**TASK BRIEF:** Show the lines below where "this" occurs.

(Entries from a dataset of interfaces)

:::::

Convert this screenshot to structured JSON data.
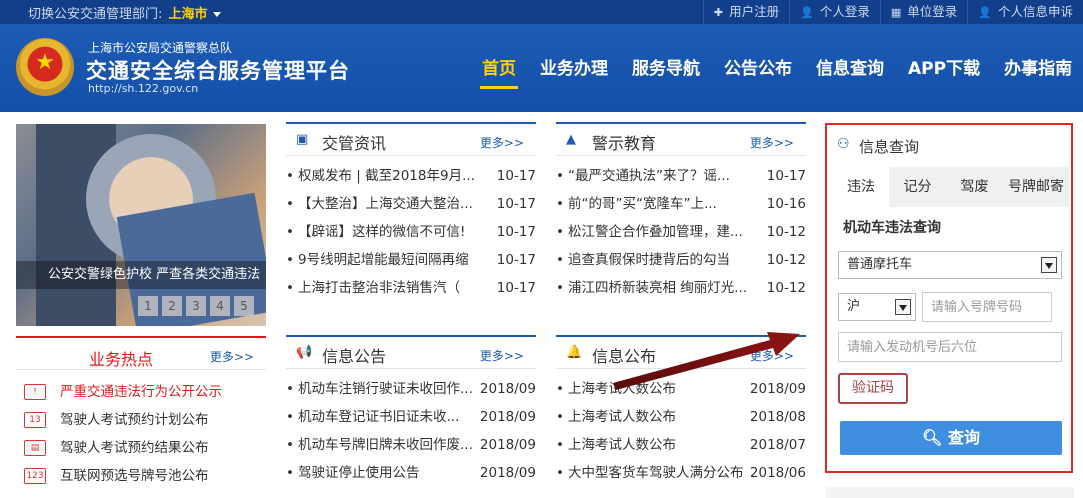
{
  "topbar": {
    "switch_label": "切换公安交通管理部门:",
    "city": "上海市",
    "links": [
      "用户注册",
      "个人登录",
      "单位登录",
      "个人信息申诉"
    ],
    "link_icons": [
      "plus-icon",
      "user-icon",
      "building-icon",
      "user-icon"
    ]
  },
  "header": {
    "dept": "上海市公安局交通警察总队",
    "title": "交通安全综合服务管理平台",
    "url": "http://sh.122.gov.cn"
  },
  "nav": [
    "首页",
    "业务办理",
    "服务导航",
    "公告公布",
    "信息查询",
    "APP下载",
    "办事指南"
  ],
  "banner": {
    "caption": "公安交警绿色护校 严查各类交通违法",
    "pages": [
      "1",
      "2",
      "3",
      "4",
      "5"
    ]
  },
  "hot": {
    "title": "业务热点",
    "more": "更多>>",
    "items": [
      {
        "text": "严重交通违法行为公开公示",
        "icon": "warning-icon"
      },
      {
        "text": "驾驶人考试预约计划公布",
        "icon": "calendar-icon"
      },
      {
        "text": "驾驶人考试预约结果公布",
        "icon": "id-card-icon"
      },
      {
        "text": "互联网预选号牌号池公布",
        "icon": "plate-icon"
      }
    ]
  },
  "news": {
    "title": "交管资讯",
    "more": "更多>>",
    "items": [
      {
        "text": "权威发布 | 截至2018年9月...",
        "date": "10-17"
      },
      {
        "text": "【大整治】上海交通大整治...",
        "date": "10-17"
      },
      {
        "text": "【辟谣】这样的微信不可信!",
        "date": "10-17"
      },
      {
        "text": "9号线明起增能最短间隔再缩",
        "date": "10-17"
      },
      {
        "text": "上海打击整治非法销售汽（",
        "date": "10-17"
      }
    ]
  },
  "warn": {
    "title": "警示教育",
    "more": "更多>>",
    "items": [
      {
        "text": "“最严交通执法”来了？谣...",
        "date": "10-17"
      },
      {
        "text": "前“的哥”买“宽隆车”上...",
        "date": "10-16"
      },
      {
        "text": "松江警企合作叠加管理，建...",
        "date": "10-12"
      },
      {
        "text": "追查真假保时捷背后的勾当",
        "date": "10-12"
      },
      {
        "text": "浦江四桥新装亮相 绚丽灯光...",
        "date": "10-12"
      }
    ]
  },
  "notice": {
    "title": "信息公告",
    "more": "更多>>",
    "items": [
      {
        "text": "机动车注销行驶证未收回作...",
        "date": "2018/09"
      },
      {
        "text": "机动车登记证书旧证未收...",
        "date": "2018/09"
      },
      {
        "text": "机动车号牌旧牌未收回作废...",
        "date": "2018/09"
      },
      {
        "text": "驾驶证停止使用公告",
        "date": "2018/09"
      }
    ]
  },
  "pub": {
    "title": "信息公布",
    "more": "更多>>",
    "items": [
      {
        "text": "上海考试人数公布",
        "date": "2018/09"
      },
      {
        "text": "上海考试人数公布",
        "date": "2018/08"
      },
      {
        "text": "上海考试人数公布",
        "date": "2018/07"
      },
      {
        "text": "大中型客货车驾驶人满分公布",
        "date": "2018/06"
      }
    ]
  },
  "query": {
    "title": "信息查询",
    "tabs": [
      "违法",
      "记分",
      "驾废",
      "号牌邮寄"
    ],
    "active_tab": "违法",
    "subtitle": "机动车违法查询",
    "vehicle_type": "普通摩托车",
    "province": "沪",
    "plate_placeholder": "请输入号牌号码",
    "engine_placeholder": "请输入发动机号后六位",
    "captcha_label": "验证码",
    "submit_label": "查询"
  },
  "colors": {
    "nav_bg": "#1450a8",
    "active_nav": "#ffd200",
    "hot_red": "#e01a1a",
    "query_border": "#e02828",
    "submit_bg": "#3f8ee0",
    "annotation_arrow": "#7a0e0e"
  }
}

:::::

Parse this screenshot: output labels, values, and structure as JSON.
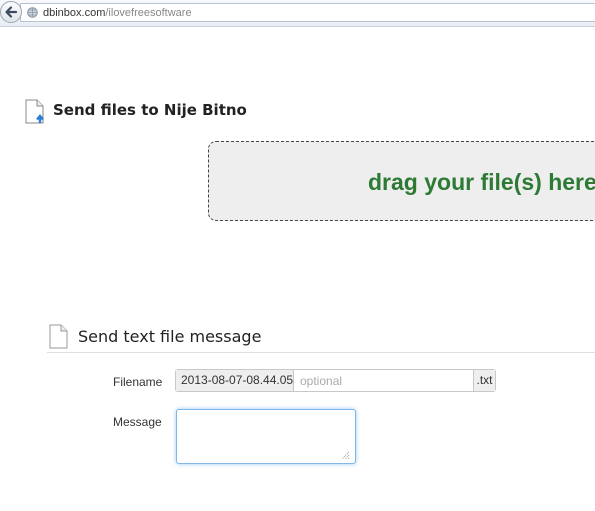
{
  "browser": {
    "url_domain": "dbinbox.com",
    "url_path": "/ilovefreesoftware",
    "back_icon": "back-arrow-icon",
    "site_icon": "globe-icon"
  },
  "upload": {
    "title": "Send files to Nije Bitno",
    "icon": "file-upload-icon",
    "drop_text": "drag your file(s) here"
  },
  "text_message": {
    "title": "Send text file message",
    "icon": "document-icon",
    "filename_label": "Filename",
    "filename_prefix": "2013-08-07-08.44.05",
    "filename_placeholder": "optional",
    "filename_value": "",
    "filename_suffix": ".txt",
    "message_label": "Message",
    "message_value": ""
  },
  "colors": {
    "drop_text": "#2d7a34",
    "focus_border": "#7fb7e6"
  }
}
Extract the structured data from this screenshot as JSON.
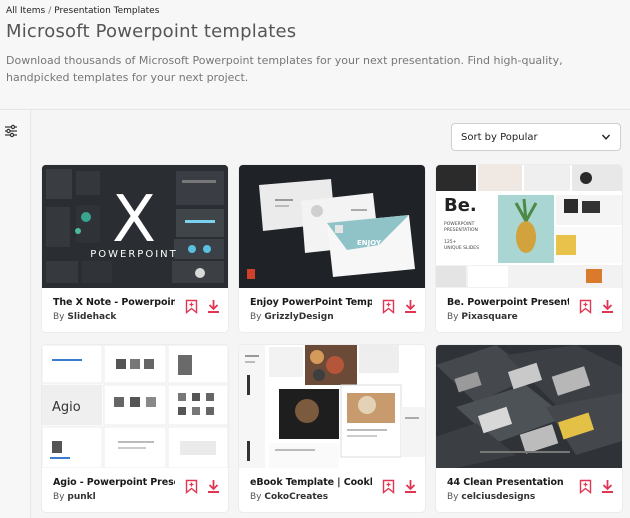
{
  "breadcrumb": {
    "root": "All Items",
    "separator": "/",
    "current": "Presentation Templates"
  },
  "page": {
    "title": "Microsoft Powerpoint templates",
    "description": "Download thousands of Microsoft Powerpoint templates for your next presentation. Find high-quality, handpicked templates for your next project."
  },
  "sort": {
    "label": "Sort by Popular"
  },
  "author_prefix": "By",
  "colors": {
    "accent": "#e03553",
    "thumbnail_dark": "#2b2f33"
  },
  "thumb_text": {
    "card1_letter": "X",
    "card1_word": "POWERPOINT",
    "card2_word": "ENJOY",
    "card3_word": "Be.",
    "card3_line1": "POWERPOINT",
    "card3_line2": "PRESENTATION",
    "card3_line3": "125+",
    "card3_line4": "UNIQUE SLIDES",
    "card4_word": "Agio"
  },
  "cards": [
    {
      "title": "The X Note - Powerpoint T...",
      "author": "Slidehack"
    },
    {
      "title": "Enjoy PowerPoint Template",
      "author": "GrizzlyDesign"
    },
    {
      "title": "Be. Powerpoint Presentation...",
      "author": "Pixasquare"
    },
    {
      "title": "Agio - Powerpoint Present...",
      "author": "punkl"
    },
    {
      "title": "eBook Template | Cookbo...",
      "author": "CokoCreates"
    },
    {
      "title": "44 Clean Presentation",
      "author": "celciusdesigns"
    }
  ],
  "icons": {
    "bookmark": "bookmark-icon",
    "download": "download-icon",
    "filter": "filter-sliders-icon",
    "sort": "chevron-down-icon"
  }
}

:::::

**RESPONSE:**
Convert this screenshot to structured JSON data.
Parse this screenshot: output labels, values, and structure as JSON.
Extract the structured data from this screenshot as JSON.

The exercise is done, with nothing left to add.